The government has recognized that with jobs, classes and even many government services now taking place primarily on the internet, there is a need for all Americans to have access to this technology.  Despite this observation, past attempts to increase the availability and free or cheaper access to the internet have largely failed.  The FCC’s Chair, Julius Genachowski, stated earlier this year that it plans to apply its Lifeline program to broadband internet.  Lifeline is an FCC-run program seeking to ensure that phone-access is available to all Americans as it is an essential communication device and this same idea would be applied to providing internet access to those who cannot afford it.

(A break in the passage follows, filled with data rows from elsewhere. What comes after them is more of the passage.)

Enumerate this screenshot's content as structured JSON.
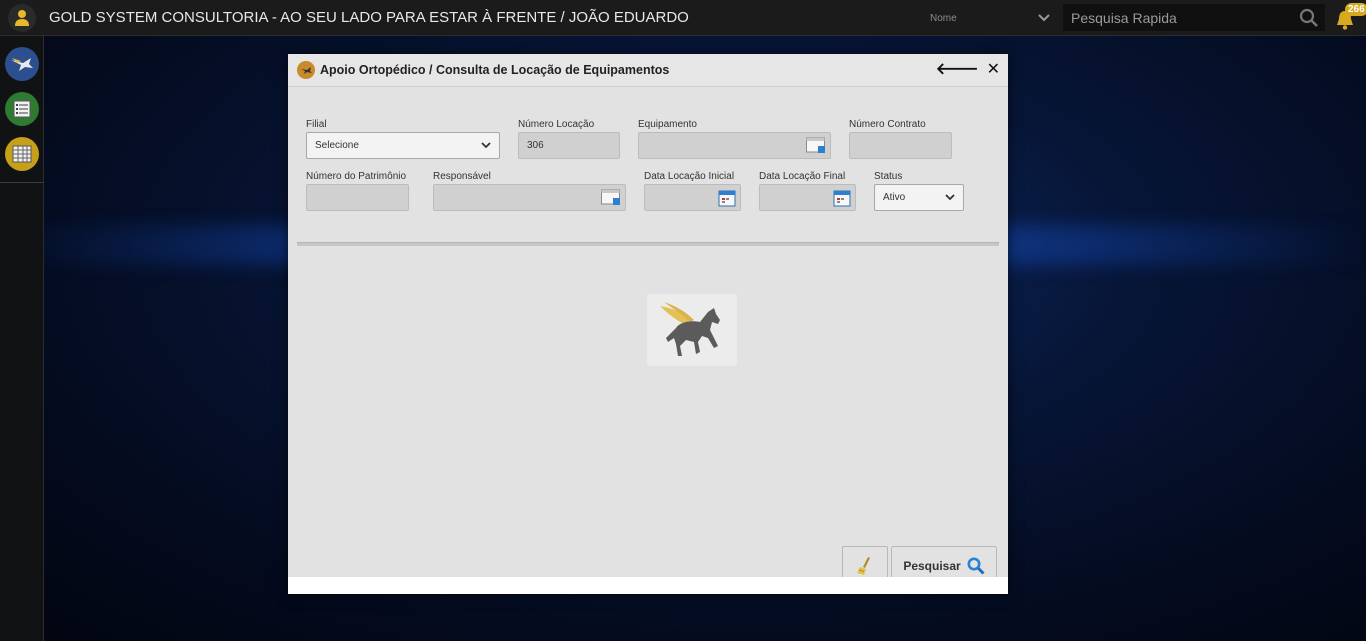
{
  "topbar": {
    "title": "GOLD SYSTEM CONSULTORIA - AO SEU LADO PARA ESTAR À FRENTE / JOÃO EDUARDO",
    "search_filter": "Nome",
    "search_placeholder": "Pesquisa Rapida",
    "notifications_count": "266"
  },
  "sidebar": {
    "items": [
      {
        "icon": "pegasus-icon",
        "color": "#2b4f8f"
      },
      {
        "icon": "list-icon",
        "color": "#2f7a32"
      },
      {
        "icon": "grid-icon",
        "color": "#c7a01a"
      }
    ]
  },
  "dialog": {
    "title": "Apoio Ortopédico / Consulta de Locação de Equipamentos",
    "fields": {
      "filial": {
        "label": "Filial",
        "value": "Selecione"
      },
      "numero_locacao": {
        "label": "Número Locação",
        "value": "306"
      },
      "equipamento": {
        "label": "Equipamento",
        "value": ""
      },
      "numero_contrato": {
        "label": "Número Contrato",
        "value": ""
      },
      "numero_patrimonio": {
        "label": "Número do Patrimônio",
        "value": ""
      },
      "responsavel": {
        "label": "Responsável",
        "value": ""
      },
      "data_inicial": {
        "label": "Data Locação Inicial",
        "value": ""
      },
      "data_final": {
        "label": "Data Locação Final",
        "value": ""
      },
      "status": {
        "label": "Status",
        "value": "Ativo"
      }
    },
    "buttons": {
      "search": "Pesquisar"
    }
  }
}
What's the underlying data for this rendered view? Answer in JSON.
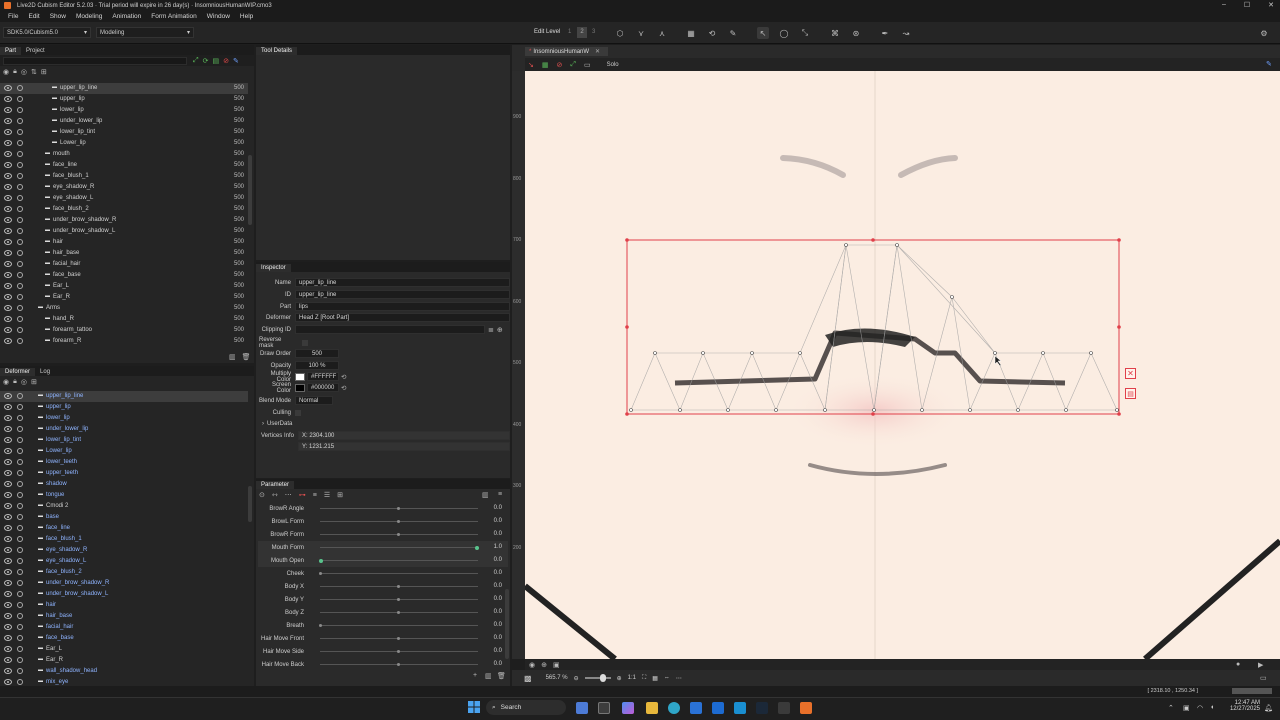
{
  "window": {
    "title": "Live2D Cubism Editor 5.2.03  ·  Trial period will expire in 26 day(s)  ·  InsomniousHumanWIP.cmo3",
    "controls": [
      "–",
      "☐",
      "✕"
    ]
  },
  "menu": [
    "File",
    "Edit",
    "Show",
    "Modeling",
    "Animation",
    "Form Animation",
    "Window",
    "Help"
  ],
  "toolbar": {
    "sdk_select": "SDK5.0/Cubism5.0",
    "mode_select": "Modeling",
    "edit_level_label": "Edit Level",
    "edit_levels": [
      "1",
      "2",
      "3"
    ]
  },
  "part_panel": {
    "tabs": [
      "Part",
      "Project"
    ],
    "rows": [
      {
        "label": "upper_lip_line",
        "value": "500",
        "selected": true,
        "indent": 60
      },
      {
        "label": "upper_lip",
        "value": "500",
        "indent": 60
      },
      {
        "label": "lower_lip",
        "value": "500",
        "indent": 60
      },
      {
        "label": "under_lower_lip",
        "value": "500",
        "indent": 60
      },
      {
        "label": "lower_lip_tint",
        "value": "500",
        "indent": 60
      },
      {
        "label": "Lower_lip",
        "value": "500",
        "indent": 60
      },
      {
        "label": "mouth",
        "value": "500",
        "indent": 53
      },
      {
        "label": "face_line",
        "value": "500",
        "indent": 53
      },
      {
        "label": "face_blush_1",
        "value": "500",
        "indent": 53
      },
      {
        "label": "eye_shadow_R",
        "value": "500",
        "indent": 53
      },
      {
        "label": "eye_shadow_L",
        "value": "500",
        "indent": 53
      },
      {
        "label": "face_blush_2",
        "value": "500",
        "indent": 53
      },
      {
        "label": "under_brow_shadow_R",
        "value": "500",
        "indent": 53
      },
      {
        "label": "under_brow_shadow_L",
        "value": "500",
        "indent": 53
      },
      {
        "label": "hair",
        "value": "500",
        "indent": 53
      },
      {
        "label": "hair_base",
        "value": "500",
        "indent": 53
      },
      {
        "label": "facial_hair",
        "value": "500",
        "indent": 53
      },
      {
        "label": "face_base",
        "value": "500",
        "indent": 53
      },
      {
        "label": "Ear_L",
        "value": "500",
        "indent": 53
      },
      {
        "label": "Ear_R",
        "value": "500",
        "indent": 53
      },
      {
        "label": "Arms",
        "value": "500",
        "indent": 46
      },
      {
        "label": "hand_R",
        "value": "500",
        "indent": 53
      },
      {
        "label": "forearm_tattoo",
        "value": "500",
        "indent": 53
      },
      {
        "label": "forearm_R",
        "value": "500",
        "indent": 53
      }
    ]
  },
  "tool_details": {
    "tab": "Tool Details"
  },
  "inspector": {
    "tab": "Inspector",
    "name_label": "Name",
    "name_value": "upper_lip_line",
    "id_label": "ID",
    "id_value": "upper_lip_line",
    "part_label": "Part",
    "part_value": "lips",
    "deformer_label": "Deformer",
    "deformer_value": "Head Z  [Root Part]",
    "clipping_label": "Clipping ID",
    "reverse_mask_label": "Reverse mask",
    "draw_order_label": "Draw Order",
    "draw_order_value": "500",
    "opacity_label": "Opacity",
    "opacity_value": "100 %",
    "multiply_label": "Multiply Color",
    "multiply_value": "#FFFFFF",
    "screen_label": "Screen Color",
    "screen_value": "#000000",
    "blend_label": "Blend Mode",
    "blend_value": "Normal",
    "culling_label": "Culling",
    "userdata_label": "UserData",
    "vertices_label": "Vertices Info",
    "vertices_x": "X: 2304.100",
    "vertices_y": "Y: 1231.215"
  },
  "deformer_panel": {
    "tabs": [
      "Deformer",
      "Log"
    ],
    "rows": [
      {
        "label": "upper_lip_line",
        "selected": true,
        "blue": true,
        "indent": 46
      },
      {
        "label": "upper_lip",
        "blue": true,
        "indent": 46
      },
      {
        "label": "lower_lip",
        "blue": true,
        "indent": 46
      },
      {
        "label": "under_lower_lip",
        "blue": true,
        "indent": 46
      },
      {
        "label": "lower_lip_tint",
        "blue": true,
        "indent": 46
      },
      {
        "label": "Lower_lip",
        "blue": true,
        "indent": 46
      },
      {
        "label": "lower_teeth",
        "blue": true,
        "indent": 46
      },
      {
        "label": "upper_teeth",
        "blue": true,
        "indent": 46
      },
      {
        "label": "shadow",
        "blue": true,
        "indent": 46
      },
      {
        "label": "tongue",
        "blue": true,
        "indent": 46
      },
      {
        "label": "Cmodi 2",
        "blue": false,
        "indent": 46
      },
      {
        "label": "base",
        "blue": true,
        "indent": 46
      },
      {
        "label": "face_line",
        "blue": true,
        "indent": 46
      },
      {
        "label": "face_blush_1",
        "blue": true,
        "indent": 46
      },
      {
        "label": "eye_shadow_R",
        "blue": true,
        "indent": 46
      },
      {
        "label": "eye_shadow_L",
        "blue": true,
        "indent": 46
      },
      {
        "label": "face_blush_2",
        "blue": true,
        "indent": 46
      },
      {
        "label": "under_brow_shadow_R",
        "blue": true,
        "indent": 46
      },
      {
        "label": "under_brow_shadow_L",
        "blue": true,
        "indent": 46
      },
      {
        "label": "hair",
        "blue": true,
        "indent": 46
      },
      {
        "label": "hair_base",
        "blue": true,
        "indent": 46
      },
      {
        "label": "facial_hair",
        "blue": true,
        "indent": 46
      },
      {
        "label": "face_base",
        "blue": true,
        "indent": 46
      },
      {
        "label": "Ear_L",
        "blue": false,
        "indent": 46
      },
      {
        "label": "Ear_R",
        "blue": false,
        "indent": 46
      },
      {
        "label": "wall_shadow_head",
        "blue": true,
        "indent": 46
      },
      {
        "label": "mix_eye",
        "blue": true,
        "indent": 46
      }
    ]
  },
  "parameter": {
    "tab": "Parameter",
    "rows": [
      {
        "name": "BrowR Angle",
        "value": "0.0",
        "pos": 0.5
      },
      {
        "name": "BrowL Form",
        "value": "0.0",
        "pos": 0.5
      },
      {
        "name": "BrowR Form",
        "value": "0.0",
        "pos": 0.5
      },
      {
        "name": "Mouth Form",
        "value": "1.0",
        "pos": 1.0,
        "active": true
      },
      {
        "name": "Mouth Open",
        "value": "0.0",
        "pos": 0.0,
        "active": true
      },
      {
        "name": "Cheek",
        "value": "0.0",
        "pos": 0.0
      },
      {
        "name": "Body X",
        "value": "0.0",
        "pos": 0.5
      },
      {
        "name": "Body Y",
        "value": "0.0",
        "pos": 0.5
      },
      {
        "name": "Body Z",
        "value": "0.0",
        "pos": 0.5
      },
      {
        "name": "Breath",
        "value": "0.0",
        "pos": 0.0
      },
      {
        "name": "Hair Move Front",
        "value": "0.0",
        "pos": 0.5
      },
      {
        "name": "Hair Move Side",
        "value": "0.0",
        "pos": 0.5
      },
      {
        "name": "Hair Move Back",
        "value": "0.0",
        "pos": 0.5
      }
    ]
  },
  "viewport": {
    "tab": "InsomniousHumanW",
    "solo_label": "Solo",
    "ruler": [
      "900",
      "800",
      "700",
      "600",
      "500",
      "400",
      "300",
      "200"
    ],
    "zoom": "565.7 %",
    "ratio": "1:1",
    "status_coords": "[ 2318.10 , 1250.34 ]",
    "selection_color": "#e0404a"
  },
  "taskbar": {
    "search_label": "Search",
    "time": "12:47 AM",
    "date": "12/27/2025"
  }
}
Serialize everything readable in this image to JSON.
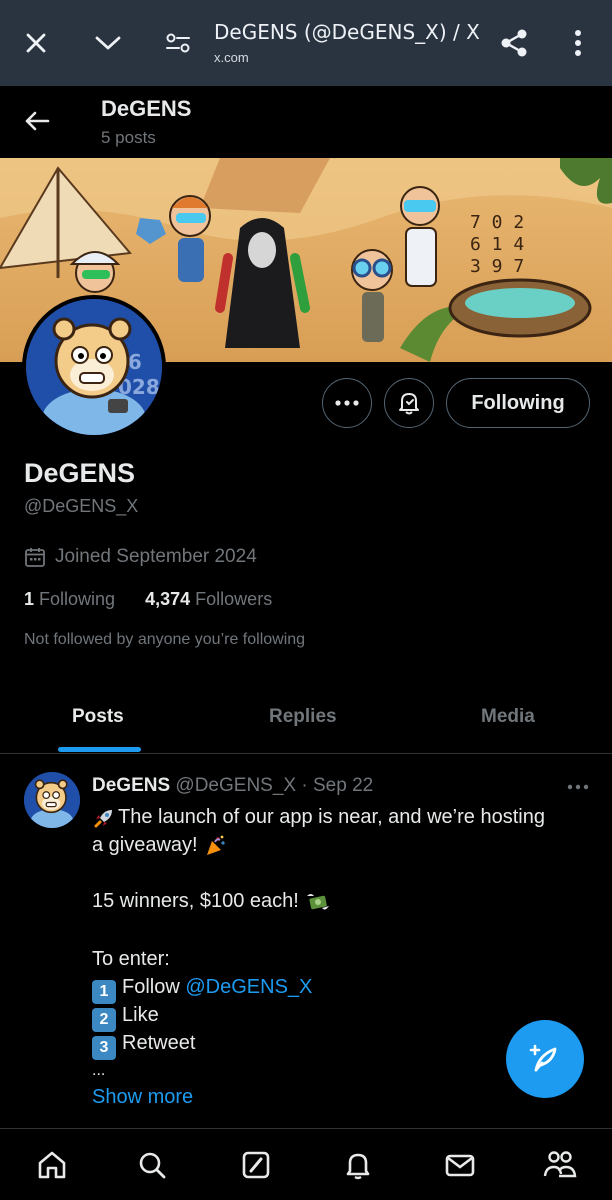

There are anticipated problems with implementation of a Lifeline program to bridge the digital divide, though, including the FCC’s difficulty in regulating the internet as it is not deemed an “essential” communication device at this point, in 2012, despite its ubiquitous image.  Furthermore, concerns exist over whether the program can even reach enough people to bridge the divide, as only ten million participants are included in the current Lifeline phone program and approximately one hundred million Americans lack internet access.

Though smart phones have helped low-income individuals bridge the gap, a need continues for home-based internet access which provides a more participatory experience in society and democracy.   The FCC seems to be on the right track, but will it be enough?


The opinions expressed herein are strictly those of the author and do not necessarily reflect the opinions of the Widener Journal of Law, Economics & Race.


*Alison Palmer is currently a staff member on the Widener Journal of Law, Economics and Race. To learn more about Alison Palmer, click here to view her page: Alison Palmer

To read more about the socioeconomic digital divide, read:

The FCC is Trying to Close the Digital Divide- Sort Of, by Jamilah King in Colorlines